Prep Jazz Band Reacts to Lockdown and Hybrid Learning


Seattle Prep Jazz band rehearses in a socially distanced format in the theater.

Sam McGee, Freelance Writer

With the new implementation of hybrid learning, many extracurricular activities at Prep are having re-adjust to in-person learning. This readjustment comes with facing the many new challenges and questions that come with in-person learning. The Prep Jazz Band is no exception to this, facing its own unique challenges and questions that have come with hybrid learning.

Since rehearsing and live performance are no longer an option, the band has had to change its focus from practicing and performing live pieces to learning things easier to teach in a virtual environment. Learning about music theory, jazz history and composition has become a major part of the jazz band experience during quarantine.

Jack Shoemaker ’22, who has played in the Band for two years said, “Musicians rely on being together, in the same room, to create jazz. Jazz is a collectively improvised music and to create jazz music while not occupying the same space is really hard.”  According to him, virtual learning in the Jazz Band consisted of “writing our own pieces, studying music theory, and studying jazz history”. He went on to say that “The program did its best to cope with not being able to play music together”.

 After some initial struggles, the jazz band finally began to hit its stride in regard to how it would function in a fully remote setting, but just as that occurred, the implementation of hybrid learning came to fruition, bringing with it many benefits but also many challenges and questions as to how the Jazz Band should proceed.

Since the introduction of hybrid learning, in-person rehearsals have become a feature of the jazz band once more. According to Ms. Bost, the head of the Jazz Band, the Jazz Band works on a “One week on, one week off schedule”, where there is one week of in-person rehearsals and then one week of composition work. She described the in-person rehearsals as “chaotic at times”, but that “it’s working out quite well given the circumstances.” She credits this in large part its due to the willingness of her students. She said, “I’m proud of my students, they all roll with the punches which helps me roll with the punches”.

Students seem to agree with her sentiment regarding the rehearsals, with Joaquin Galindo ’22 saying it “makes something possible that simply isn’t possible virtually”.

However, questions around curriculum have also arisen with the implementation of hybrid learning. Since its implementation, Ms. Bost has had ideas surrounding making specific parts of the subjects initially designed to only be taught during remote learning a permanent addition to the Jazz Band’s curriculum when we return to full, in-person classes.
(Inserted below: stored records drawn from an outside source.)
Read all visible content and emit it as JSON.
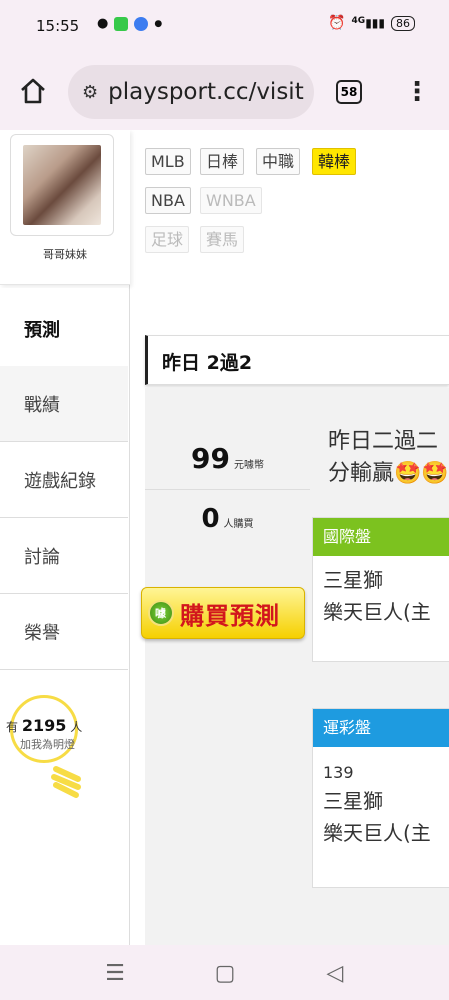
{
  "status_bar": {
    "time": "15:55",
    "battery": "86",
    "network": "4G"
  },
  "browser": {
    "url": "playsport.cc/visit",
    "tab_count": "58"
  },
  "profile": {
    "name": "哥哥妹妹"
  },
  "sidebar": {
    "items": [
      {
        "label": "預測"
      },
      {
        "label": "戰績"
      },
      {
        "label": "遊戲紀錄"
      },
      {
        "label": "討論"
      },
      {
        "label": "榮譽"
      }
    ]
  },
  "fans": {
    "prefix": "有",
    "count": "2195",
    "suffix": "人",
    "subtitle": "加我為明燈"
  },
  "leagues": [
    {
      "label": "MLB"
    },
    {
      "label": "日棒"
    },
    {
      "label": "中職"
    },
    {
      "label": "韓棒"
    },
    {
      "label": "NBA"
    },
    {
      "label": "WNBA"
    },
    {
      "label": "足球"
    },
    {
      "label": "賽馬"
    }
  ],
  "active_league": "韓棒",
  "yesterday_result": "昨日 2過2",
  "prediction": {
    "price": "99",
    "price_unit": "元噱幣",
    "buyers": "0",
    "buyers_unit": "人購買",
    "buy_label": "購買預測",
    "coin_label": "噱",
    "description_1": "昨日二過二",
    "description_2": "分輸贏🤩🤩"
  },
  "international_panel": {
    "title": "國際盤",
    "team_1": "三星獅",
    "team_2": "樂天巨人(主"
  },
  "sports_lottery_panel": {
    "title": "運彩盤",
    "number": "139",
    "team_1": "三星獅",
    "team_2": "樂天巨人(主"
  },
  "colors": {
    "active_tag": "#ffe600",
    "international_head": "#7cc21f",
    "sports_head": "#1e9be0",
    "buy_text": "#d2161d"
  }
}
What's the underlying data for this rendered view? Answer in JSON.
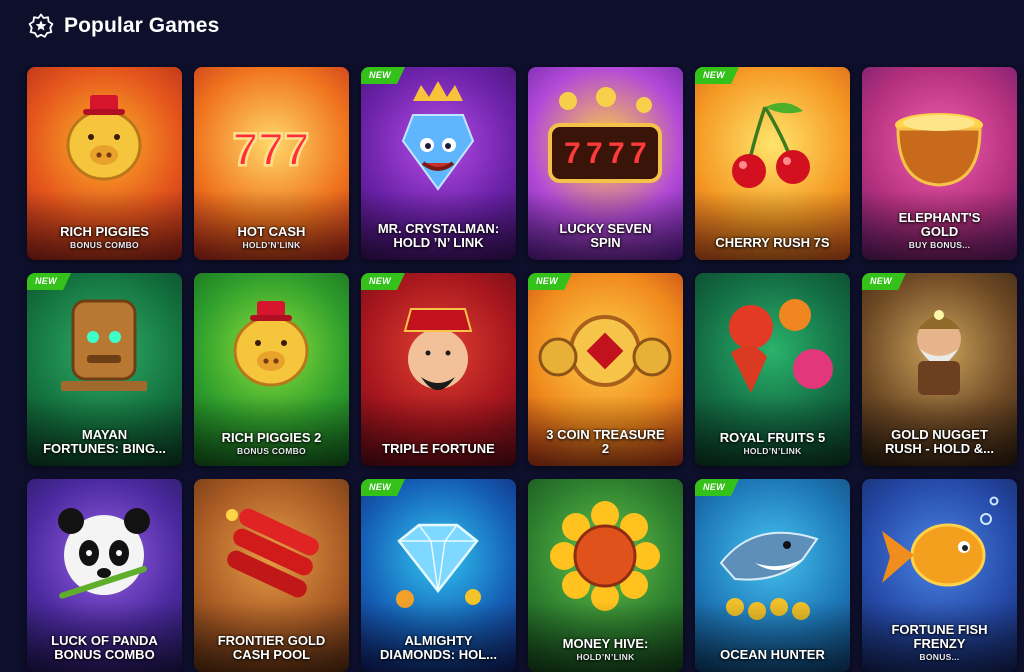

“We lost things when we transitioned from ‘normalcy’ to quarantine but transitioning back to normal also means we may lose things created during quarantine as well”, she continued, “Things such as music theory and composition might be some of what’s lost.”

While she made no definitive statements on the future, going forward she “hopes to keep a focus on music theory and composition, perhaps even in its own class.”

Though hybrid may bring with it new challenges and questions for the Prep Jazz Band, it seems like, as Jack put it, “hybrid has allowed the Prep Jazz Program to start the second semester on a high note for both students and staff.”